It’s somewhat of a cruel irony that the funniest clowns among us are also some of the saddest souls on earth. Some of the most side-splitting comedic material comes from the deepest depths of pain,misery and despair. Most of us average audience members aren’t privy to the real-life inspiration that spawns a stand-up comedian’s set, but Roy Tighe’s insightful new doc Never Be Donegrants us an intimate look at the rise and fall of one of Vancouver’s most legendary and controversial stand-up comics, Richard Lett.
We open way back in the fall of 2009 where the man himself is giving a profanity-laced slam poetry performance on the rainy streets of downtown Vancouver to a small but enraptured audience. We soon find out that he was just ejected from the Kingston Taphouse and Grill where he had initially been scheduled to perform before getting into a verbal altercation with the manager and promptly banned from the premises until further notice. It turns out that his outrageous material (one of his sets includes the incredibly in-poor0-aste song “Ballad of Bobby Pickton) along with increasingly rude and callous behaviour (he’s not shy about throwing around the word “fag”) has seen him banned from nearly every venue in the Vancouver area.

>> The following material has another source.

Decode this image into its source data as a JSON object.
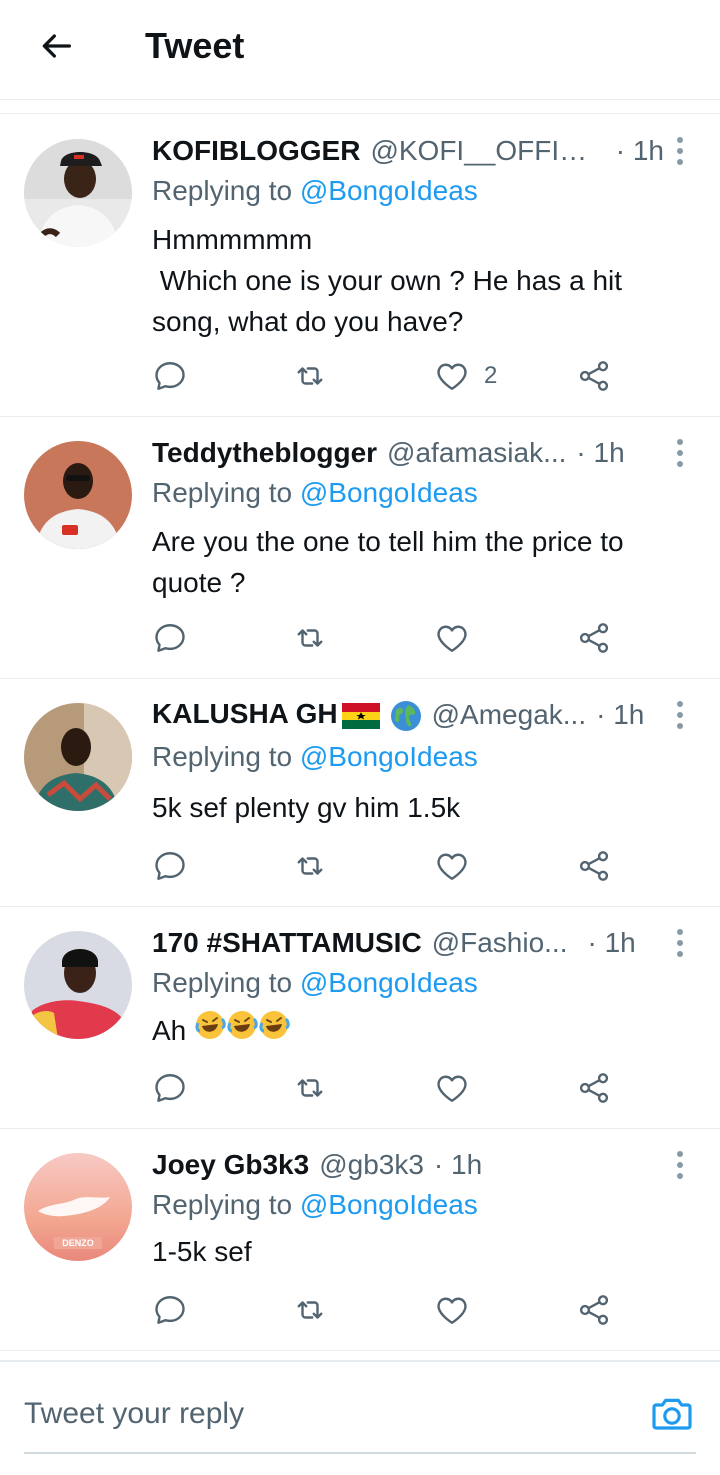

His lack of income, battles with alcoholism and alienation from his friends soon send him on a downward spiral that sees him unceremoniously evicted from his apartment and forced to live out of his car. He soon flees from the filmmakers driving “7000km” according to one phone call with the director. After having narrowly avoided suicide, Richard eventually resurfaces at the Kinghaven treatment centre where he commits to turning his life around for his teenage daughter Brianna’s sake as well as his own. All of this will eventually form the basis of a one-man show entitled Sober, But Never Cleanwhich he will take on tour years later.
“There’s not a lot of people anymore who’ll say that a person’s plusses are worth their minuses” says Yuk Yuks founder Mark Bresslin, one of the many talking heads who provide context for the force of nature that is Richard Lett. Even at his most angry and bitter, the man is a compelling real-life character. In an age where political correctness has tightened it’s grip even further since when the doc first started filming, you can’t help but root for Lett’s edgy material even when it leaves you cringing. This allows for empathy at even his darkest moments where he falls out with friends, fights with his landlord and snaps at the crew filming it all.
It is evident however, that the doc could have used some more context in it’s setup. Director Roy Tighe does appear intermittently including a crucial phone call scene where Richard reveals that he is alright post-runaway, but we’re never quite privy to who he is, what his relationship with Richard is or even why he was filming the comic in the first place. The audience really shouldn’t have to read a press skit or attend a Q&A for this info,
Regardless, what began as a planned taping of a one-man show has blossomed into a truly moving story of one man’s decent into chaos and his subsequent return to the light. It manages to be a sobering drama as well as an amusing ride in its scant 80 minute runtime which just might be the greatest joke Richard Lett ever pulled.
Never Be Done will screen as part of the JFL Film festival at Vancity Theatre on Feb 20, 7:30pm